_WHAT YOU ARE ASKED TO DO_:
Your answer should be the records, restated word for word.

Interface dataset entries
'''
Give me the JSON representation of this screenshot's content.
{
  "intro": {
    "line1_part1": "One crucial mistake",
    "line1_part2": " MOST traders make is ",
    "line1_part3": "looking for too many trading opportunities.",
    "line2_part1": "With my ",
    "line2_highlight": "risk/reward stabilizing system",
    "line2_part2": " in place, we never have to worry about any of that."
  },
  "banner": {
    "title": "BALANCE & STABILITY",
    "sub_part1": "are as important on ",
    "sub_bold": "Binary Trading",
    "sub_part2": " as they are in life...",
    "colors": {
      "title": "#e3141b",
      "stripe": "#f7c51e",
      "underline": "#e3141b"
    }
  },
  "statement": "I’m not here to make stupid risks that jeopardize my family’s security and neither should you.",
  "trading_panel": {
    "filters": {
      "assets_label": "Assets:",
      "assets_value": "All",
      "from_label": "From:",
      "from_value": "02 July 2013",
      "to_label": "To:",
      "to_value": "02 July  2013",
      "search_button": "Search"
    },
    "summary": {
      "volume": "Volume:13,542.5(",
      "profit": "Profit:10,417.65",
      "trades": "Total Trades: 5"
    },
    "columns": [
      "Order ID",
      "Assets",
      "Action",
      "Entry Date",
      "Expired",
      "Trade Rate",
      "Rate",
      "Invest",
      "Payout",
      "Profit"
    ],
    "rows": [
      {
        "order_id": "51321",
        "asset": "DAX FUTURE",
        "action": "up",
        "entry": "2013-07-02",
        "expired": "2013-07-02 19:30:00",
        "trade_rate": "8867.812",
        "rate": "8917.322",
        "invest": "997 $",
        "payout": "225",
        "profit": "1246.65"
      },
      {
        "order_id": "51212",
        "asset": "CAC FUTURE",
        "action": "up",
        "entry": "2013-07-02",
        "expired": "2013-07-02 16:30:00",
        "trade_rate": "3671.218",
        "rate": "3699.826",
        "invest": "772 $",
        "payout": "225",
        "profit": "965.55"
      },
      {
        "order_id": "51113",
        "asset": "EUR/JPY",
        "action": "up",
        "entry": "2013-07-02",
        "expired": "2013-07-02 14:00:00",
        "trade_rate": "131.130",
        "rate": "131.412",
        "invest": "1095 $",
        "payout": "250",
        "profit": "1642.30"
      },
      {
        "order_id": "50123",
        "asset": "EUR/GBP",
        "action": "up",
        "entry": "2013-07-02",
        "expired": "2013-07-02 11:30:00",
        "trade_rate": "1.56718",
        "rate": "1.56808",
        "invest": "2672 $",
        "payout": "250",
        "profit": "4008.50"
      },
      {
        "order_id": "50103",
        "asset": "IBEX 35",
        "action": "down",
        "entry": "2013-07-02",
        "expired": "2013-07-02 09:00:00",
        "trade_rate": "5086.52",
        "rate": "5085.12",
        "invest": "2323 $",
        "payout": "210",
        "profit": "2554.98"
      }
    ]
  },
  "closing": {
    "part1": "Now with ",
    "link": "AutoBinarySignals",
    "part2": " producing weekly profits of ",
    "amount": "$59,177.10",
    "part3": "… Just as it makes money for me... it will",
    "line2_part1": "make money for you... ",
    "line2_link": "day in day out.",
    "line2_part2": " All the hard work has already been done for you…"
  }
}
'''
_RESULT OF THE EXERCISE_:
Give me the JSON representation of this screenshot's content.
{
  "intro": {
    "line1_part1": "One crucial mistake",
    "line1_part2": " MOST traders make is ",
    "line1_part3": "looking for too many trading opportunities.",
    "line2_part1": "With my ",
    "line2_highlight": "risk/reward stabilizing system",
    "line2_part2": " in place, we never have to worry about any of that."
  },
  "banner": {
    "title": "BALANCE & STABILITY",
    "sub_part1": "are as important on ",
    "sub_bold": "Binary Trading",
    "sub_part2": " as they are in life...",
    "colors": {
      "title": "#e3141b",
      "stripe": "#f7c51e",
      "underline": "#e3141b"
    }
  },
  "statement": "I’m not here to make stupid risks that jeopardize my family’s security and neither should you.",
  "trading_panel": {
    "filters": {
      "assets_label": "Assets:",
      "assets_value": "All",
      "from_label": "From:",
      "from_value": "02 July 2013",
      "to_label": "To:",
      "to_value": "02 July  2013",
      "search_button": "Search"
    },
    "summary": {
      "volume": "Volume:13,542.5(",
      "profit": "Profit:10,417.65",
      "trades": "Total Trades: 5"
    },
    "columns": [
      "Order ID",
      "Assets",
      "Action",
      "Entry Date",
      "Expired",
      "Trade Rate",
      "Rate",
      "Invest",
      "Payout",
      "Profit"
    ],
    "rows": [
      {
        "order_id": "51321",
        "asset": "DAX FUTURE",
        "action": "up",
        "entry": "2013-07-02",
        "expired": "2013-07-02 19:30:00",
        "trade_rate": "8867.812",
        "rate": "8917.322",
        "invest": "997 $",
        "payout": "225",
        "profit": "1246.65"
      },
      {
        "order_id": "51212",
        "asset": "CAC FUTURE",
        "action": "up",
        "entry": "2013-07-02",
        "expired": "2013-07-02 16:30:00",
        "trade_rate": "3671.218",
        "rate": "3699.826",
        "invest": "772 $",
        "payout": "225",
        "profit": "965.55"
      },
      {
        "order_id": "51113",
        "asset": "EUR/JPY",
        "action": "up",
        "entry": "2013-07-02",
        "expired": "2013-07-02 14:00:00",
        "trade_rate": "131.130",
        "rate": "131.412",
        "invest": "1095 $",
        "payout": "250",
        "profit": "1642.30"
      },
      {
        "order_id": "50123",
        "asset": "EUR/GBP",
        "action": "up",
        "entry": "2013-07-02",
        "expired": "2013-07-02 11:30:00",
        "trade_rate": "1.56718",
        "rate": "1.56808",
        "invest": "2672 $",
        "payout": "250",
        "profit": "4008.50"
      },
      {
        "order_id": "50103",
        "asset": "IBEX 35",
        "action": "down",
        "entry": "2013-07-02",
        "expired": "2013-07-02 09:00:00",
        "trade_rate": "5086.52",
        "rate": "5085.12",
        "invest": "2323 $",
        "payout": "210",
        "profit": "2554.98"
      }
    ]
  },
  "closing": {
    "part1": "Now with ",
    "link": "AutoBinarySignals",
    "part2": " producing weekly profits of ",
    "amount": "$59,177.10",
    "part3": "… Just as it makes money for me... it will",
    "line2_part1": "make money for you... ",
    "line2_link": "day in day out.",
    "line2_part2": " All the hard work has already been done for you…"
  }
}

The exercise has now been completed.